### Work required
Below are some entries. Copy each line in them that holds "JSON".

━━━━━━━━━━━━━━━━━━━━

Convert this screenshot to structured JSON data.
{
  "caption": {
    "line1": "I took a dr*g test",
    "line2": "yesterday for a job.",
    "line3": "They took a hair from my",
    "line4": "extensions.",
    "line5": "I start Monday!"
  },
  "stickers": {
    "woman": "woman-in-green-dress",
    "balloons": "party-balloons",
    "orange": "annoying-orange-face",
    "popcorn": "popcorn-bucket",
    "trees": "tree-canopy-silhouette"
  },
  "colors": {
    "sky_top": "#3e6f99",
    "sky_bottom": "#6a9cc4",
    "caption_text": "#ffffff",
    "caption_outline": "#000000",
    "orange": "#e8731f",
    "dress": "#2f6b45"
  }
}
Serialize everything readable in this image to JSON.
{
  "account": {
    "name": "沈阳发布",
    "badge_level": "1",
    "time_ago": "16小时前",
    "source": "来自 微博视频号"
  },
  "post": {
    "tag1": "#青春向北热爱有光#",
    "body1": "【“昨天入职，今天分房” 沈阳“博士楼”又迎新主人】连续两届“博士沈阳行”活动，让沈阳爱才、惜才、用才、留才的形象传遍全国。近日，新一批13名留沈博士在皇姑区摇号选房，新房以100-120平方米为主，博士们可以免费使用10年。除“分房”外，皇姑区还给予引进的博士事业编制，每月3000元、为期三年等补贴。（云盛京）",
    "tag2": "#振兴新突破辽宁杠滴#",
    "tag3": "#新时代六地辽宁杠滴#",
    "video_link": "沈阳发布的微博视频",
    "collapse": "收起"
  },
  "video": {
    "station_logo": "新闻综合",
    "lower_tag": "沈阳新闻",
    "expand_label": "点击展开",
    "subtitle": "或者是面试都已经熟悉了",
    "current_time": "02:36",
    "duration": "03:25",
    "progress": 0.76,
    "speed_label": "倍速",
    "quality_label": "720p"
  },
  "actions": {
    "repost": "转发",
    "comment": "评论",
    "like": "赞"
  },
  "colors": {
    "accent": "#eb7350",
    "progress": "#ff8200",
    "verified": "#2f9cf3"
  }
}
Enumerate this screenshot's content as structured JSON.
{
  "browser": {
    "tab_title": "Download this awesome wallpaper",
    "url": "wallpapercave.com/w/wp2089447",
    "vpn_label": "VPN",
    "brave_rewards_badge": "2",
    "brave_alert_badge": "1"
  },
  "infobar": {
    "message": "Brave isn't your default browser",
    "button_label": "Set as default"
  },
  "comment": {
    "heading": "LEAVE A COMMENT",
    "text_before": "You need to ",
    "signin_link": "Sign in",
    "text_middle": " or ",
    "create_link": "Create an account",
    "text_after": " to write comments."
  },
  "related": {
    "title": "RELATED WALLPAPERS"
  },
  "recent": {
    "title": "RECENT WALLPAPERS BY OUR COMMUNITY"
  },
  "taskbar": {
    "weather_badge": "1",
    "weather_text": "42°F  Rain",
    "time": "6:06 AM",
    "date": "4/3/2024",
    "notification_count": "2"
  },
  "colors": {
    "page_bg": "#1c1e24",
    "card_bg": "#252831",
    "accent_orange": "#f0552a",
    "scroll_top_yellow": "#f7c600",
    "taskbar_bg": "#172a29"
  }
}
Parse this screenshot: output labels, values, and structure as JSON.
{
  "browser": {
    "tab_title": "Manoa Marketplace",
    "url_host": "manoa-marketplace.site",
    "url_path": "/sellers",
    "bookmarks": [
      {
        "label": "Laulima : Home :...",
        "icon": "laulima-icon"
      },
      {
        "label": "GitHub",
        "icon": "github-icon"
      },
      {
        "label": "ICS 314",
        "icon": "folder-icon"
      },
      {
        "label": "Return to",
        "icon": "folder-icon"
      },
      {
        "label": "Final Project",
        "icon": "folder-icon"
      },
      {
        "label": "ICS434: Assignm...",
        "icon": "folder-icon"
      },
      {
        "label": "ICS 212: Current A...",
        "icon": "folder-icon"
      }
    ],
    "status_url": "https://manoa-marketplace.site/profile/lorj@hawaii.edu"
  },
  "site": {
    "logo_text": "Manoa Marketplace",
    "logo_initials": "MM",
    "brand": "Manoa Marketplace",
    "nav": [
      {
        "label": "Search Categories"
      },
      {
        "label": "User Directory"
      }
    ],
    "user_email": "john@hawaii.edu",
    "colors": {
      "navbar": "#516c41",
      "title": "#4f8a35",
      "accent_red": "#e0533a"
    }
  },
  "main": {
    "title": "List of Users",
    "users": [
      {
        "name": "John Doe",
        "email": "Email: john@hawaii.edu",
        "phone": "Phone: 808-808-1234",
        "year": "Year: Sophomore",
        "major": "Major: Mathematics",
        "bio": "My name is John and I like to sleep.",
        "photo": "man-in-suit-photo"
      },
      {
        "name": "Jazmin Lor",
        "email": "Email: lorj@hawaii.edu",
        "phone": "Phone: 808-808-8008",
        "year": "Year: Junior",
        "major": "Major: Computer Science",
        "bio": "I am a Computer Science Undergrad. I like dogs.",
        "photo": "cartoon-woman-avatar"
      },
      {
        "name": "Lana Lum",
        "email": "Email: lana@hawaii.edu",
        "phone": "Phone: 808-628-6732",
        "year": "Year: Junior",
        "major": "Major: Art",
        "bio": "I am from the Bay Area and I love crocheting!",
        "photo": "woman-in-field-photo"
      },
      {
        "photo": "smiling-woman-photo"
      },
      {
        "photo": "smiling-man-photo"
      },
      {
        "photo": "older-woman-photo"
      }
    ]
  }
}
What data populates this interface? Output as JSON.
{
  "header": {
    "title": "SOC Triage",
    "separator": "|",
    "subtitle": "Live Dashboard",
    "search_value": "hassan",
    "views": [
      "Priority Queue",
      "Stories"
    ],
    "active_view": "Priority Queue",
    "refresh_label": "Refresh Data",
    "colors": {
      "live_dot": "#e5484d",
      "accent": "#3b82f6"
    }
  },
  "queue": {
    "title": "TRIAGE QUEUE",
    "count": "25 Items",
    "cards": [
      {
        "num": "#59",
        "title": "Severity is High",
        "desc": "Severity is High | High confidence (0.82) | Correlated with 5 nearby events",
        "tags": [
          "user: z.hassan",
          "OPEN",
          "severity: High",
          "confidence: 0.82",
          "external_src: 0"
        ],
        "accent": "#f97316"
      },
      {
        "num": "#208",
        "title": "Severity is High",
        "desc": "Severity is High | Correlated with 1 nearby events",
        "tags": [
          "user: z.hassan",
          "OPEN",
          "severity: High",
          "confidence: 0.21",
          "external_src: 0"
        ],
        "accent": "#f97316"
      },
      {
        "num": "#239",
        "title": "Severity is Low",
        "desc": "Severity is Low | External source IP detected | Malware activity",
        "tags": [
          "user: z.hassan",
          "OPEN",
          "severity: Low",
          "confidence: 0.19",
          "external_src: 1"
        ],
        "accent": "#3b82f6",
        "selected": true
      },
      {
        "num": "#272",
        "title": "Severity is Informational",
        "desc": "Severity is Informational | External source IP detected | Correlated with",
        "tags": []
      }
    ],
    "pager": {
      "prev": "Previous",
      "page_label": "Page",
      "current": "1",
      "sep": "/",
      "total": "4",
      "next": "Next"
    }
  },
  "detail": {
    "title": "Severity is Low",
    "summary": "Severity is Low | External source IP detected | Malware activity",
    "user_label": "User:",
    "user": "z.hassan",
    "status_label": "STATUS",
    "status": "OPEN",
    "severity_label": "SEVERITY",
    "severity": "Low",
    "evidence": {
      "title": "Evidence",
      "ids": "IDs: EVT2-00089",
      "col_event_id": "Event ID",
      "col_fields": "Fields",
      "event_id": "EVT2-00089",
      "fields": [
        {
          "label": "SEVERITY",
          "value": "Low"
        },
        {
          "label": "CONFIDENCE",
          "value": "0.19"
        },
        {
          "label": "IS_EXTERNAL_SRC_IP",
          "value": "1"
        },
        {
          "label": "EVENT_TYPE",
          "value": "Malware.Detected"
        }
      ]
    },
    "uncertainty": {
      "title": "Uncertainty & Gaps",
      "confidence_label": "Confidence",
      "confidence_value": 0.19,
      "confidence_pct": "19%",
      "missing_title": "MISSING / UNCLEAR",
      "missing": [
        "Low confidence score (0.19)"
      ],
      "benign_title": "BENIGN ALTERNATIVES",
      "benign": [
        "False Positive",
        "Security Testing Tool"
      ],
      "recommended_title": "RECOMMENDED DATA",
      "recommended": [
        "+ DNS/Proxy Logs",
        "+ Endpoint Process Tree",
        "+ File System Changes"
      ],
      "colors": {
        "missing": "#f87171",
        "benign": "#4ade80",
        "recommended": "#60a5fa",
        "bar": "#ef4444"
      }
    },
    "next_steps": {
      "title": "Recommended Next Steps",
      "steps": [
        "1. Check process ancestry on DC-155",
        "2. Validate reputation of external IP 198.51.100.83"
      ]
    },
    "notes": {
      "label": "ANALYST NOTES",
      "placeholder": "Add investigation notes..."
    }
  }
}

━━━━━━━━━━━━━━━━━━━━

### Written answer
Convert this screenshot to structured JSON data.
Serialize everything readable in this image to JSON.
Enumerate this screenshot's content as structured JSON.
Parse this screenshot: output labels, values, and structure as JSON.
What data populates this interface? Output as JSON.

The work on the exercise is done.